Leave out the pictures and restate every entry word for word.

*-*-*

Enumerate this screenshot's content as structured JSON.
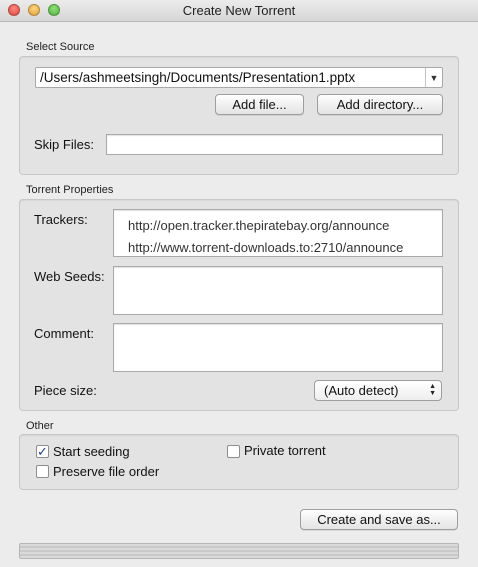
{
  "window": {
    "title": "Create New Torrent"
  },
  "source": {
    "section_label": "Select Source",
    "path_value": "/Users/ashmeetsingh/Documents/Presentation1.pptx",
    "add_file_label": "Add file...",
    "add_directory_label": "Add directory...",
    "skip_files_label": "Skip Files:",
    "skip_files_value": ""
  },
  "properties": {
    "section_label": "Torrent Properties",
    "trackers_label": "Trackers:",
    "trackers": [
      "http://open.tracker.thepiratebay.org/announce",
      "http://www.torrent-downloads.to:2710/announce"
    ],
    "web_seeds_label": "Web Seeds:",
    "comment_label": "Comment:",
    "piece_size_label": "Piece size:",
    "piece_size_value": "(Auto detect)"
  },
  "other": {
    "section_label": "Other",
    "start_seeding_label": "Start seeding",
    "start_seeding_checked": true,
    "private_torrent_label": "Private torrent",
    "private_torrent_checked": false,
    "preserve_order_label": "Preserve file order",
    "preserve_order_checked": false
  },
  "actions": {
    "create_label": "Create and save as..."
  }
}
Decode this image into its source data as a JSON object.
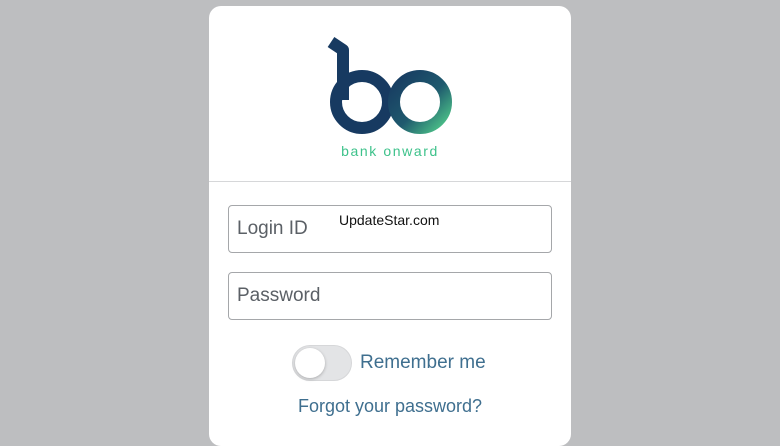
{
  "brand": {
    "logo_text": "bo",
    "tagline": "bank onward",
    "colors": {
      "navy": "#173a61",
      "teal": "#2e8a8a",
      "green": "#3ec28b"
    }
  },
  "login": {
    "login_id_placeholder": "Login ID",
    "password_placeholder": "Password",
    "remember_label": "Remember me",
    "remember_checked": false,
    "forgot_link": "Forgot your password?"
  },
  "overlay": {
    "watermark": "UpdateStar.com"
  }
}
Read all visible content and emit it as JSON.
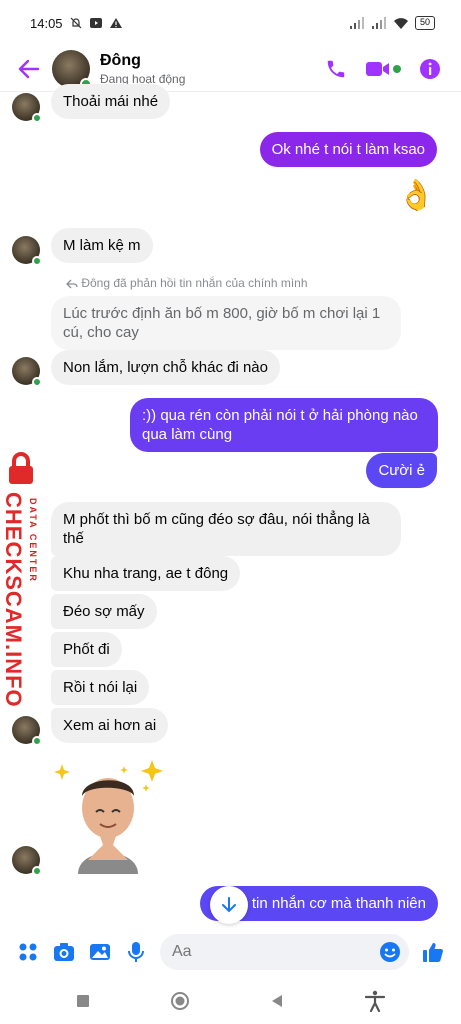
{
  "status_bar": {
    "time": "14:05",
    "battery": "50"
  },
  "header": {
    "name": "Đông",
    "status": "Đang hoạt động"
  },
  "reply_label": "Đông đã phản hồi tin nhắn của chính mình",
  "messages": [
    {
      "text": "Thoải mái nhé"
    },
    {
      "text": "Ok nhé t nói t làm ksao"
    },
    {
      "text": "👌"
    },
    {
      "text": "M làm kệ m"
    },
    {
      "text": "Lúc trước định ăn bố m 800, giờ bố m chơi lại 1 cú, cho cay"
    },
    {
      "text": "Non lắm, lượn chỗ khác đi nào"
    },
    {
      "text": ":)) qua rén còn phải nói t ở hải phòng nào qua làm cùng"
    },
    {
      "text": "Cười ẻ"
    },
    {
      "text": "M phốt thì bố m cũng đéo sợ đâu, nói thẳng là thế"
    },
    {
      "text": "Khu nha trang, ae t đông"
    },
    {
      "text": "Đéo sợ mấy"
    },
    {
      "text": "Phốt đi"
    },
    {
      "text": "Rồi t nói lại"
    },
    {
      "text": "Xem ai hơn ai"
    },
    {
      "text": "tin nhắn cơ mà thanh niên"
    }
  ],
  "watermark": {
    "main": "CHECKSCAM.INFO",
    "sub": "DATA CENTER"
  },
  "composer": {
    "placeholder": "Aa"
  },
  "colors": {
    "accent": "#a033ff",
    "online": "#31a24c",
    "watermark": "#e02a2a"
  }
}
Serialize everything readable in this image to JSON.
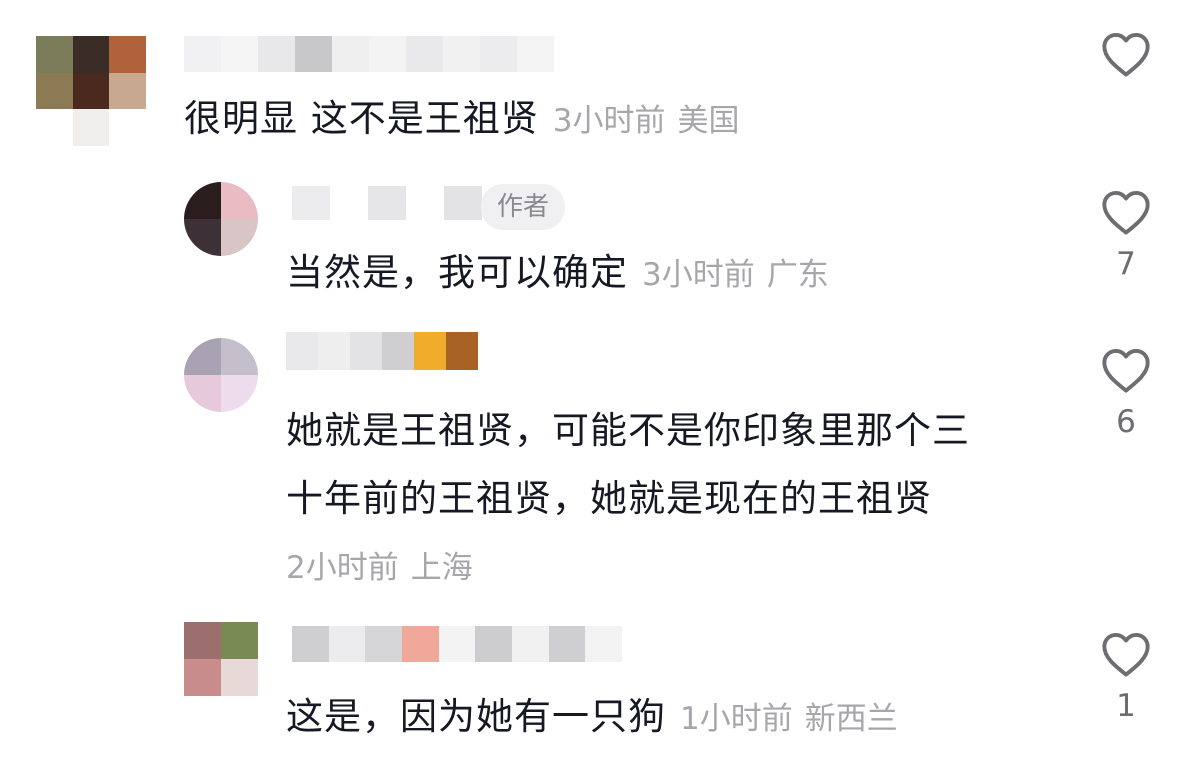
{
  "comments": [
    {
      "text": "很明显 这不是王祖贤",
      "time": "3小时前",
      "location": "美国",
      "likes": ""
    },
    {
      "text": "当然是，我可以确定",
      "time": "3小时前",
      "location": "广东",
      "badge": "作者",
      "likes": "7"
    },
    {
      "text_line1": "她就是王祖贤，可能不是你印象里那个三",
      "text_line2": "十年前的王祖贤，她就是现在的王祖贤",
      "time": "2小时前",
      "location": "上海",
      "likes": "6"
    },
    {
      "text": "这是，因为她有一只狗",
      "time": "1小时前",
      "location": "新西兰",
      "likes": "1"
    }
  ],
  "icons": {
    "like": "heart-outline-icon"
  },
  "colors": {
    "text": "#161823",
    "meta": "#a7a7ab",
    "badge_bg": "#f0f0f2"
  }
}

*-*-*

• **TASK SOLUTION**
Enumerate this screenshot's content as structured JSON.
{
  "window": {
    "title": "Create New Torrent"
  },
  "source": {
    "section_label": "Select Source",
    "path_value": "/Users/ashmeetsingh/Documents/Presentation1.pptx",
    "add_file_label": "Add file...",
    "add_directory_label": "Add directory...",
    "skip_files_label": "Skip Files:",
    "skip_files_value": ""
  },
  "properties": {
    "section_label": "Torrent Properties",
    "trackers_label": "Trackers:",
    "trackers": [
      "http://open.tracker.thepiratebay.org/announce",
      "http://www.torrent-downloads.to:2710/announce"
    ],
    "web_seeds_label": "Web Seeds:",
    "comment_label": "Comment:",
    "piece_size_label": "Piece size:",
    "piece_size_value": "(Auto detect)"
  },
  "other": {
    "section_label": "Other",
    "start_seeding_label": "Start seeding",
    "start_seeding_checked": true,
    "private_torrent_label": "Private torrent",
    "private_torrent_checked": false,
    "preserve_order_label": "Preserve file order",
    "preserve_order_checked": false
  },
  "actions": {
    "create_label": "Create and save as..."
  }
}
Decode this image into its source data as a JSON object.
{
  "brand": {
    "logo_text": "bo",
    "tagline": "bank onward",
    "colors": {
      "navy": "#173a61",
      "teal": "#2e8a8a",
      "green": "#3ec28b"
    }
  },
  "login": {
    "login_id_placeholder": "Login ID",
    "password_placeholder": "Password",
    "remember_label": "Remember me",
    "remember_checked": false,
    "forgot_link": "Forgot your password?"
  },
  "overlay": {
    "watermark": "UpdateStar.com"
  }
}
Read all visible content and emit it as JSON.
{
  "status_bar": {
    "time": "14:05",
    "battery": "50"
  },
  "header": {
    "name": "Đông",
    "status": "Đang hoạt động"
  },
  "reply_label": "Đông đã phản hồi tin nhắn của chính mình",
  "messages": [
    {
      "text": "Thoải mái nhé"
    },
    {
      "text": "Ok nhé t nói t làm ksao"
    },
    {
      "text": "👌"
    },
    {
      "text": "M làm kệ m"
    },
    {
      "text": "Lúc trước định ăn bố m 800, giờ bố m chơi lại 1 cú, cho cay"
    },
    {
      "text": "Non lắm, lượn chỗ khác đi nào"
    },
    {
      "text": ":)) qua rén còn phải nói t ở hải phòng nào qua làm cùng"
    },
    {
      "text": "Cười ẻ"
    },
    {
      "text": "M phốt thì bố m cũng đéo sợ đâu, nói thẳng là thế"
    },
    {
      "text": "Khu nha trang, ae t đông"
    },
    {
      "text": "Đéo sợ mấy"
    },
    {
      "text": "Phốt đi"
    },
    {
      "text": "Rồi t nói lại"
    },
    {
      "text": "Xem ai hơn ai"
    },
    {
      "text": "tin nhắn cơ mà thanh niên"
    }
  ],
  "watermark": {
    "main": "CHECKSCAM.INFO",
    "sub": "DATA CENTER"
  },
  "composer": {
    "placeholder": "Aa"
  },
  "colors": {
    "accent": "#a033ff",
    "online": "#31a24c",
    "watermark": "#e02a2a"
  }
}
Serialize everything readable in this image to JSON.
{
  "comments": [
    {
      "text": "很明显 这不是王祖贤",
      "time": "3小时前",
      "location": "美国",
      "likes": ""
    },
    {
      "text": "当然是，我可以确定",
      "time": "3小时前",
      "location": "广东",
      "badge": "作者",
      "likes": "7"
    },
    {
      "text_line1": "她就是王祖贤，可能不是你印象里那个三",
      "text_line2": "十年前的王祖贤，她就是现在的王祖贤",
      "time": "2小时前",
      "location": "上海",
      "likes": "6"
    },
    {
      "text": "这是，因为她有一只狗",
      "time": "1小时前",
      "location": "新西兰",
      "likes": "1"
    }
  ],
  "icons": {
    "like": "heart-outline-icon"
  },
  "colors": {
    "text": "#161823",
    "meta": "#a7a7ab",
    "badge_bg": "#f0f0f2"
  }
}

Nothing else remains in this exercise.